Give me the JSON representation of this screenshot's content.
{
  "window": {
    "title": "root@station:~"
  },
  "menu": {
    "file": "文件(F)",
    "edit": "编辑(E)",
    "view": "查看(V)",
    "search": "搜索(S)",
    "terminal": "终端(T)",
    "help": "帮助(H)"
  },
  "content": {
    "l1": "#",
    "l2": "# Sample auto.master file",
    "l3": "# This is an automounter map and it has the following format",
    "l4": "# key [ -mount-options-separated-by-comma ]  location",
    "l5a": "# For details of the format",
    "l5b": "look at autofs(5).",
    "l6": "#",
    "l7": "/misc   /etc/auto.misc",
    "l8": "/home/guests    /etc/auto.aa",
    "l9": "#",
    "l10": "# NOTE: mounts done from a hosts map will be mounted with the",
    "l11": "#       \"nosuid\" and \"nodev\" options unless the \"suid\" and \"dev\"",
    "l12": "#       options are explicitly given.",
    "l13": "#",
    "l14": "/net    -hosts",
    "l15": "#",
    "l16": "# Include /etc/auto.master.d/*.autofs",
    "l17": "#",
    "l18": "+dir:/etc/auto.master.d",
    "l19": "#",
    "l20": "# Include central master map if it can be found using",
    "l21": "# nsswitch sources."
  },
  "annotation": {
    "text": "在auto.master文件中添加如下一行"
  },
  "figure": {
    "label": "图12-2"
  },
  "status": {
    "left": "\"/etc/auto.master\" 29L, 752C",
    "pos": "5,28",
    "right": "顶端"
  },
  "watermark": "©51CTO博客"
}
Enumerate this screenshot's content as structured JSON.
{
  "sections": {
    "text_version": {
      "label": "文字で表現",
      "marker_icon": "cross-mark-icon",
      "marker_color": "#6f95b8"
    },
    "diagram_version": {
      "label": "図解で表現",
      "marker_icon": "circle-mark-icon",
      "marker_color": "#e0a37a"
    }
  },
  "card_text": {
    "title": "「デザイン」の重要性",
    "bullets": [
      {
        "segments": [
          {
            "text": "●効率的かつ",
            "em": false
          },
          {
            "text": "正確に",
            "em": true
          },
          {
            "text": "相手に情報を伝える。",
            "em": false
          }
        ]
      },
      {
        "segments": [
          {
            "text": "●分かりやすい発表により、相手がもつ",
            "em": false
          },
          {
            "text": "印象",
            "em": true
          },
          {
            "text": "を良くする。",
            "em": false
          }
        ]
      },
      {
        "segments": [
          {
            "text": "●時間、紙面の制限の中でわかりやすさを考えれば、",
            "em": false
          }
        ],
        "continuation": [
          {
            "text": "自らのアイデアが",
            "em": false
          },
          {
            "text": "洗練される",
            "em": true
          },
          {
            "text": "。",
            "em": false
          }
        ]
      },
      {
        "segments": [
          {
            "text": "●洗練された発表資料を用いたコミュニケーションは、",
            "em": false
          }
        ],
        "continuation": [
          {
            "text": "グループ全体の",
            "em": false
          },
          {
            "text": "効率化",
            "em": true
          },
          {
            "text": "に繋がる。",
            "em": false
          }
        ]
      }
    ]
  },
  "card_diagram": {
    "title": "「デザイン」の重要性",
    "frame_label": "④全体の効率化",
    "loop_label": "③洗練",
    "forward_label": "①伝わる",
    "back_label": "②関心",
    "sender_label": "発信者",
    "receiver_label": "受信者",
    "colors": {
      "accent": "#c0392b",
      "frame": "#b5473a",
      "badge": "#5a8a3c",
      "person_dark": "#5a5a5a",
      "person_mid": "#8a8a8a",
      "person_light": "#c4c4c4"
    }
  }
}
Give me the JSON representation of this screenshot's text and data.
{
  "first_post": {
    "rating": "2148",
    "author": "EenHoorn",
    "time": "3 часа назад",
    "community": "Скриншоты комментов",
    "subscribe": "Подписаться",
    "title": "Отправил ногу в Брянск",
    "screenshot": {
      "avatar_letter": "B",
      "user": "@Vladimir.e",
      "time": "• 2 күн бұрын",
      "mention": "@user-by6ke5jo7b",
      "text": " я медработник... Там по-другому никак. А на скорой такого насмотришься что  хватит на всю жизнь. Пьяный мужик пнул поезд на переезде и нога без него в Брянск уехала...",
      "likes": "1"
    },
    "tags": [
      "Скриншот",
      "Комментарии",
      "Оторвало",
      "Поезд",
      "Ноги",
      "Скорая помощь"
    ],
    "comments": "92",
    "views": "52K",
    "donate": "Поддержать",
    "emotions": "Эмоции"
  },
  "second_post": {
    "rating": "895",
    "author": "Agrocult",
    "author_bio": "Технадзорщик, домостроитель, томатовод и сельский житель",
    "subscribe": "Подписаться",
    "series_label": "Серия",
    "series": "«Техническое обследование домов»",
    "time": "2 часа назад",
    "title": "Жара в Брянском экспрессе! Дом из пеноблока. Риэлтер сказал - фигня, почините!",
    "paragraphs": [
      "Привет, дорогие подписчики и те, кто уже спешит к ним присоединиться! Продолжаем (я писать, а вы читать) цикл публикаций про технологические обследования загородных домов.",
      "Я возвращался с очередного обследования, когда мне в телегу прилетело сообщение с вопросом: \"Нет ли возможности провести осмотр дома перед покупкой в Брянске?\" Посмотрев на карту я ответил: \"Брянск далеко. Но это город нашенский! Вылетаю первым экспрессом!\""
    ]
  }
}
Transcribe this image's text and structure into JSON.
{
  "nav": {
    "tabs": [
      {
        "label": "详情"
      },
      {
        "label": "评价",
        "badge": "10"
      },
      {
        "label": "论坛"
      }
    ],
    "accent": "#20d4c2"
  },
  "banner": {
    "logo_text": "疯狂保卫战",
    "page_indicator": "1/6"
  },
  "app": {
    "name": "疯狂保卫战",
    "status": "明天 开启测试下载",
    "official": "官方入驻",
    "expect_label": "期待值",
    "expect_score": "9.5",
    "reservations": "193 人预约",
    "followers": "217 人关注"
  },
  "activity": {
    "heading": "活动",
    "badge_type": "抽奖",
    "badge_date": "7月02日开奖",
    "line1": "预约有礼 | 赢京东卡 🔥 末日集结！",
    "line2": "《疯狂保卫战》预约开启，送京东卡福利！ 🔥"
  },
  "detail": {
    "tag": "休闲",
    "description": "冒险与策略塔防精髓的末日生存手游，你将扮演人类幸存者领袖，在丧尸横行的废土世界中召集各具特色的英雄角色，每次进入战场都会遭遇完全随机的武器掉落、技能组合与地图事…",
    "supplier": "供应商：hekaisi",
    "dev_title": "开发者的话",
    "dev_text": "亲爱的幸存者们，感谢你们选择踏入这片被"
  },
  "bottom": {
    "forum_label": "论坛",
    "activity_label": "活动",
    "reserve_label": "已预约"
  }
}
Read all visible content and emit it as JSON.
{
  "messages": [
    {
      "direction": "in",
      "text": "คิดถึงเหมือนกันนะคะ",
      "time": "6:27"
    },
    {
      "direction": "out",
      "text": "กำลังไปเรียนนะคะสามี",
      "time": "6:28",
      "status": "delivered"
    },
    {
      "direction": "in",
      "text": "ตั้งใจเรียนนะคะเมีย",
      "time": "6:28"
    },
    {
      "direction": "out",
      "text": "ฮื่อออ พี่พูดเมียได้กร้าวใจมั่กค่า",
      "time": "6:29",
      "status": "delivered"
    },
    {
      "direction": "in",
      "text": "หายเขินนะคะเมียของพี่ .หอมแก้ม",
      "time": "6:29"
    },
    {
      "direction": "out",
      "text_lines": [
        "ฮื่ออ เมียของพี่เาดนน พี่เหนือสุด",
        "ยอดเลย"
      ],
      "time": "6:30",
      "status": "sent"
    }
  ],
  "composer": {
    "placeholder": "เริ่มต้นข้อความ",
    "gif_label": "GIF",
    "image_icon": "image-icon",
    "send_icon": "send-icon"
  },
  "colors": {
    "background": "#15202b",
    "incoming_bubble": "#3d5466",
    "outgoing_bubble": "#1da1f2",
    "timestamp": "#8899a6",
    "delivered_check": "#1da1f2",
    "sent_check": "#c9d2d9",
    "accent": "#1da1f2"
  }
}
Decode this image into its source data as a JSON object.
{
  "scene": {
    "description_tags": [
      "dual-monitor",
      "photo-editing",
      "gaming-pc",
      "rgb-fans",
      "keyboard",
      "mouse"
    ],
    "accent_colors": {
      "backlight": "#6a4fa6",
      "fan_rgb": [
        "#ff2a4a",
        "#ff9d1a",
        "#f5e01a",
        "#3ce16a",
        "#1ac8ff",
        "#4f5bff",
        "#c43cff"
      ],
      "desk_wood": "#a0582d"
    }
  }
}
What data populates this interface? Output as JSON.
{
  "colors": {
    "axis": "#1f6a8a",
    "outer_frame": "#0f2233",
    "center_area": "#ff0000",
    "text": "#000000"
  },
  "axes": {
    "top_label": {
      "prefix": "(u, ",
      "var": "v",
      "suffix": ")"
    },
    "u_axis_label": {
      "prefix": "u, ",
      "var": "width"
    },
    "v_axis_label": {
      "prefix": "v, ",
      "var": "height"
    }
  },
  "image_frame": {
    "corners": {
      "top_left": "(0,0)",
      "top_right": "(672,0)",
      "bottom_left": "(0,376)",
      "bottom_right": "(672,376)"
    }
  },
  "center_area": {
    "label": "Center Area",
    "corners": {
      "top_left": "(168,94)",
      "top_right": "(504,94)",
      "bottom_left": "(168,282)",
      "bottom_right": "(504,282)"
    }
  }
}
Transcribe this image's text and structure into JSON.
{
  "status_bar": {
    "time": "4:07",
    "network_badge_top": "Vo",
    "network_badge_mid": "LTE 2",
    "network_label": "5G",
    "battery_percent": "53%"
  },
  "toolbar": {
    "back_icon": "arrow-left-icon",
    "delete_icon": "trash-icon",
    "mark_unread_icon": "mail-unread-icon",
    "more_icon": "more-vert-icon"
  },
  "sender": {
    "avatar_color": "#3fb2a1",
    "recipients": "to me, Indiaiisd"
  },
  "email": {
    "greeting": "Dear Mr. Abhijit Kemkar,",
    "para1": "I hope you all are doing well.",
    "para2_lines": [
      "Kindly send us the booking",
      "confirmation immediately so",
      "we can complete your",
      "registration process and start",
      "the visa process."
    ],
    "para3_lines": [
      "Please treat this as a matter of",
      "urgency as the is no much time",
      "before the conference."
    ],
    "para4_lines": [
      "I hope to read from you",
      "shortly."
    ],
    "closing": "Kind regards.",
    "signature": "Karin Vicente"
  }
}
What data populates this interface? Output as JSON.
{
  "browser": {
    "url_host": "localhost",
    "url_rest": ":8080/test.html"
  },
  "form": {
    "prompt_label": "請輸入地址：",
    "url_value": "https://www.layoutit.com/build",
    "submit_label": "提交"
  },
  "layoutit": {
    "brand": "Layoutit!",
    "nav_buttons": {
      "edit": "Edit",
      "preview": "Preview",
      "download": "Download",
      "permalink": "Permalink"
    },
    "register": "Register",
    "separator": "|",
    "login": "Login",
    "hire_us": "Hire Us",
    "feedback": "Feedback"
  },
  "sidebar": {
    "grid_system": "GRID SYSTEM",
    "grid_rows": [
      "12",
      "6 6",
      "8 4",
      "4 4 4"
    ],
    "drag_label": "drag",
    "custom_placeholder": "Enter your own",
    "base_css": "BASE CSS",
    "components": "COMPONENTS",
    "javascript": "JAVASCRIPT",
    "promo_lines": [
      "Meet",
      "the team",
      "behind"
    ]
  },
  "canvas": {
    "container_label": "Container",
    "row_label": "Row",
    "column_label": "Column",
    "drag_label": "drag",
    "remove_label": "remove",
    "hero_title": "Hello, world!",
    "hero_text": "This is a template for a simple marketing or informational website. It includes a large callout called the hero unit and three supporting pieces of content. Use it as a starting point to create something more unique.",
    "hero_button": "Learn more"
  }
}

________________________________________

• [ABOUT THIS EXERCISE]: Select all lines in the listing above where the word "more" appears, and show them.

• [RESULT OF THE TASK]:
    "more_icon": "more-vert-icon"
    "hero_text": "This is a template for a simple marketing or informational website. It includes a large callout called the hero unit and three supporting pieces of content. Use it as a starting point to create something more unique.",
    "hero_button": "Learn more"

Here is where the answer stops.